Former Council of Economic Advisers Chair Jason Furman argues in the Wall Street Journal’s opinion page that the Federal Reserve should raise countercyclical capital-buffer rates during good times so our financial system is better prepared to weather a storm like the one experienced 10 years ago.
It’s high time for the Fed to raise countercyclical capital-buffer rates, which govern the amount of extra equity and cash banks are supposed to hold in good times. Increasing the capital buffer would reduce the risk of financial instability, set a precedent for sound macroeconomic management, and build up a bigger cushion for the next downturn.
Banking regulation naturally has a pro-cyclical bias. When times are good, there’s a de facto easing of standards, which exacerbates lending booms. Then when asset values crash and defaults proliferate, regulations become tougher to meet, which worsens credit crunches and recessions.
For those unfamiliar with the term, a countercyclical capital buffer functions in the same way as a traditional capital requirement, but can be adjusted based on the state of the economy.
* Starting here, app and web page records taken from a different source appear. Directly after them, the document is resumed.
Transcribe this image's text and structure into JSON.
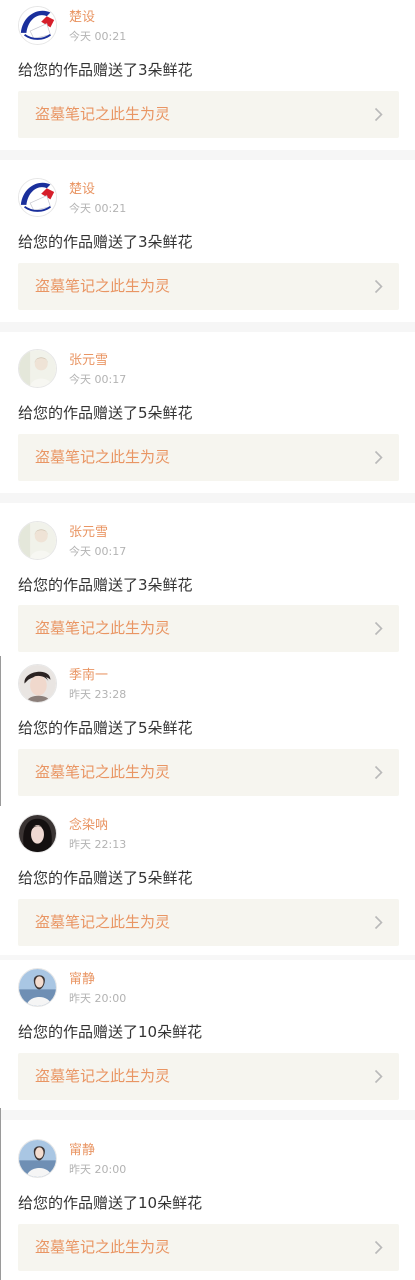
{
  "colors": {
    "accent": "#e99563",
    "time": "#b3b3b3",
    "text": "#333333",
    "card_bg": "#f6f5ef",
    "separator": "#f6f6f6"
  },
  "notifications": [
    {
      "user": "楚设",
      "time": "今天 00:21",
      "message": "给您的作品赠送了3朵鲜花",
      "work_title": "盗墓笔记之此生为灵",
      "avatar": "flag-avatar",
      "chevron_icon": "chevron-right-icon"
    },
    {
      "user": "楚设",
      "time": "今天 00:21",
      "message": "给您的作品赠送了3朵鲜花",
      "work_title": "盗墓笔记之此生为灵",
      "avatar": "flag-avatar",
      "chevron_icon": "chevron-right-icon"
    },
    {
      "user": "张元雪",
      "time": "今天 00:17",
      "message": "给您的作品赠送了5朵鲜花",
      "work_title": "盗墓笔记之此生为灵",
      "avatar": "pale-portrait-avatar",
      "chevron_icon": "chevron-right-icon"
    },
    {
      "user": "张元雪",
      "time": "今天 00:17",
      "message": "给您的作品赠送了3朵鲜花",
      "work_title": "盗墓笔记之此生为灵",
      "avatar": "pale-portrait-avatar",
      "chevron_icon": "chevron-right-icon"
    },
    {
      "user": "季南一",
      "time": "昨天 23:28",
      "message": "给您的作品赠送了5朵鲜花",
      "work_title": "盗墓笔记之此生为灵",
      "avatar": "boy-portrait-avatar",
      "chevron_icon": "chevron-right-icon"
    },
    {
      "user": "念染呐",
      "time": "昨天 22:13",
      "message": "给您的作品赠送了5朵鲜花",
      "work_title": "盗墓笔记之此生为灵",
      "avatar": "dark-hair-portrait-avatar",
      "chevron_icon": "chevron-right-icon"
    },
    {
      "user": "甯静",
      "time": "昨天 20:00",
      "message": "给您的作品赠送了10朵鲜花",
      "work_title": "盗墓笔记之此生为灵",
      "avatar": "sky-portrait-avatar",
      "chevron_icon": "chevron-right-icon"
    },
    {
      "user": "甯静",
      "time": "昨天 20:00",
      "message": "给您的作品赠送了10朵鲜花",
      "work_title": "盗墓笔记之此生为灵",
      "avatar": "sky-portrait-avatar",
      "chevron_icon": "chevron-right-icon"
    }
  ]
}
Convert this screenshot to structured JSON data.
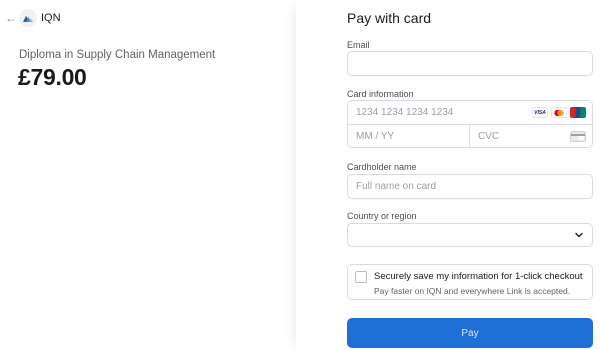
{
  "header": {
    "back_icon": "arrow-left-icon",
    "brand_name": "IQN",
    "logo_icon": "iqn-logo-icon"
  },
  "summary": {
    "product_name": "Diploma in Supply Chain Management",
    "price": "£79.00"
  },
  "payment": {
    "title": "Pay with card",
    "email": {
      "label": "Email",
      "value": "",
      "placeholder": ""
    },
    "card": {
      "label": "Card information",
      "number_placeholder": "1234 1234 1234 1234",
      "expiry_placeholder": "MM / YY",
      "cvc_placeholder": "CVC",
      "brands": [
        {
          "name": "VISA",
          "icon": "visa-icon"
        },
        {
          "name": "Mastercard",
          "icon": "mastercard-icon"
        },
        {
          "name": "UnionPay",
          "icon": "unionpay-icon"
        }
      ]
    },
    "cardholder": {
      "label": "Cardholder name",
      "placeholder": "Full name on card"
    },
    "country": {
      "label": "Country or region",
      "selected": ""
    },
    "save": {
      "checked": false,
      "title": "Securely save my information for 1-click checkout",
      "subtitle": "Pay faster on IQN and everywhere Link is accepted."
    },
    "pay_button": "Pay"
  },
  "colors": {
    "accent": "#1d6fd6",
    "border": "#d9dbe0",
    "muted_text": "#5f6368"
  }
}
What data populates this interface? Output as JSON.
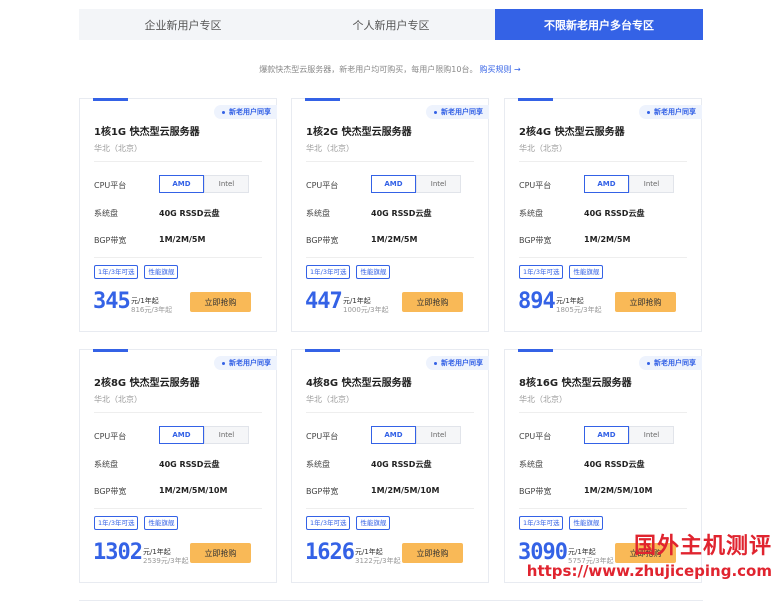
{
  "tabs": [
    {
      "label": "企业新用户专区",
      "active": false
    },
    {
      "label": "个人新用户专区",
      "active": false
    },
    {
      "label": "不限新老用户多台专区",
      "active": true
    }
  ],
  "subtitle": {
    "text": "爆款快杰型云服务器，新老用户均可购买，每用户限购10台。",
    "link": "购买规则 →"
  },
  "labels": {
    "badge": "新老用户同享",
    "cpu": "CPU平台",
    "cpu_amd": "AMD",
    "cpu_intel": "Intel",
    "disk": "系统盘",
    "bandwidth": "BGP带宽",
    "tag1": "1年/3年可选",
    "tag2": "性能旗舰",
    "price_unit": "元/1年起",
    "buy": "立即抢购"
  },
  "products": [
    {
      "name": "1核1G 快杰型云服务器",
      "region": "华北（北京）",
      "disk": "40G RSSD云盘",
      "bandwidth": "1M/2M/5M",
      "price": "345",
      "price_sub": "816元/3年起"
    },
    {
      "name": "1核2G 快杰型云服务器",
      "region": "华北（北京）",
      "disk": "40G RSSD云盘",
      "bandwidth": "1M/2M/5M",
      "price": "447",
      "price_sub": "1000元/3年起"
    },
    {
      "name": "2核4G 快杰型云服务器",
      "region": "华北（北京）",
      "disk": "40G RSSD云盘",
      "bandwidth": "1M/2M/5M",
      "price": "894",
      "price_sub": "1805元/3年起"
    },
    {
      "name": "2核8G 快杰型云服务器",
      "region": "华北（北京）",
      "disk": "40G RSSD云盘",
      "bandwidth": "1M/2M/5M/10M",
      "price": "1302",
      "price_sub": "2539元/3年起"
    },
    {
      "name": "4核8G 快杰型云服务器",
      "region": "华北（北京）",
      "disk": "40G RSSD云盘",
      "bandwidth": "1M/2M/5M/10M",
      "price": "1626",
      "price_sub": "3122元/3年起"
    },
    {
      "name": "8核16G 快杰型云服务器",
      "region": "华北（北京）",
      "disk": "40G RSSD云盘",
      "bandwidth": "1M/2M/5M/10M",
      "price": "3090",
      "price_sub": "5757元/3年起"
    }
  ],
  "watermark": {
    "title": "国外主机测评",
    "url": "https://www.zhujiceping.com"
  },
  "colors": {
    "accent": "#3462e6",
    "buy": "#f9b957",
    "watermark": "#e0242f"
  }
}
During good times, banks would be required to rely more on equity financing for their investments, preventing a sudden downturn from rendering insolvent an overly leveraged bank that can’t pay its debts.
During a recession, however, the capital requirements can be lowered. After the storm has passed, the risks of another crisis are reduced, and an easing of banks’ ability to borrow and invest would mitigate the effects of a downturn.
Since we’re in a booming economy now, it’s necessary to look ahead and prepare for another downturn.
An even stronger rationale for raising capital standards now is the macroeconomic situation. The unemployment rate is below 4%, and growth is well above 2%. Acting while the economy is robust would set a precedent, moving the Fed’s decision making on capital standards toward a more predictable approach, like the one for setting interest rates.
Instead of raising capital requirements when the Fed believes there is an impending crisis, potentially “spooking” the market and forcing regulators to rely on imperfect metrics, this strategy is elegantly targeted. It sends the message both that things are going well, but we should always be prepared for the next crisis before it’s too late.